**What is being asked:** Excluding images, repeat the data exactly as given.

**Extracted data:**
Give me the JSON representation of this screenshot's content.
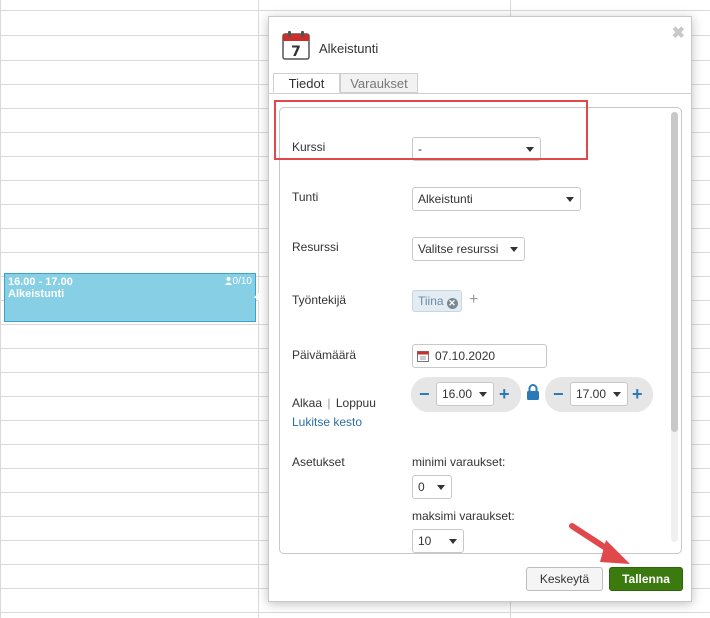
{
  "event": {
    "time": "16.00 - 17.00",
    "title": "Alkeistunti",
    "count": "0/10"
  },
  "dialog": {
    "title": "Alkeistunti",
    "icon_day": "7",
    "tabs": [
      {
        "label": "Tiedot"
      },
      {
        "label": "Varaukset"
      }
    ],
    "fields": {
      "kurssi": {
        "label": "Kurssi",
        "value": "-"
      },
      "tunti": {
        "label": "Tunti",
        "value": "Alkeistunti"
      },
      "resurssi": {
        "label": "Resurssi",
        "value": "Valitse resurssi"
      },
      "tyontekija": {
        "label": "Työntekijä",
        "tag": "Tiina"
      },
      "paivamaara": {
        "label": "Päivämäärä",
        "value": "07.10.2020"
      },
      "alkaa_loppuu": {
        "label_start": "Alkaa",
        "separator": "|",
        "label_end": "Loppuu",
        "lock_link": "Lukitse kesto",
        "start": "16.00",
        "end": "17.00"
      },
      "asetukset": {
        "label": "Asetukset",
        "min_label": "minimi varaukset:",
        "min_value": "0",
        "max_label": "maksimi varaukset:",
        "max_value": "10"
      }
    },
    "buttons": {
      "cancel": "Keskeytä",
      "save": "Tallenna"
    },
    "close_symbol": "✖"
  },
  "colors": {
    "highlight": "#e0484b",
    "save_button": "#3a7a0f",
    "event_bg": "#86cfe4",
    "accent_blue": "#2a7ab8"
  }
}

**Answer section:**
Give me the JSON representation of this screenshot's content.
{
  "event": {
    "time": "16.00 - 17.00",
    "title": "Alkeistunti",
    "count": "0/10"
  },
  "dialog": {
    "title": "Alkeistunti",
    "icon_day": "7",
    "tabs": [
      {
        "label": "Tiedot"
      },
      {
        "label": "Varaukset"
      }
    ],
    "fields": {
      "kurssi": {
        "label": "Kurssi",
        "value": "-"
      },
      "tunti": {
        "label": "Tunti",
        "value": "Alkeistunti"
      },
      "resurssi": {
        "label": "Resurssi",
        "value": "Valitse resurssi"
      },
      "tyontekija": {
        "label": "Työntekijä",
        "tag": "Tiina"
      },
      "paivamaara": {
        "label": "Päivämäärä",
        "value": "07.10.2020"
      },
      "alkaa_loppuu": {
        "label_start": "Alkaa",
        "separator": "|",
        "label_end": "Loppuu",
        "lock_link": "Lukitse kesto",
        "start": "16.00",
        "end": "17.00"
      },
      "asetukset": {
        "label": "Asetukset",
        "min_label": "minimi varaukset:",
        "min_value": "0",
        "max_label": "maksimi varaukset:",
        "max_value": "10"
      }
    },
    "buttons": {
      "cancel": "Keskeytä",
      "save": "Tallenna"
    },
    "close_symbol": "✖"
  },
  "colors": {
    "highlight": "#e0484b",
    "save_button": "#3a7a0f",
    "event_bg": "#86cfe4",
    "accent_blue": "#2a7ab8"
  }
}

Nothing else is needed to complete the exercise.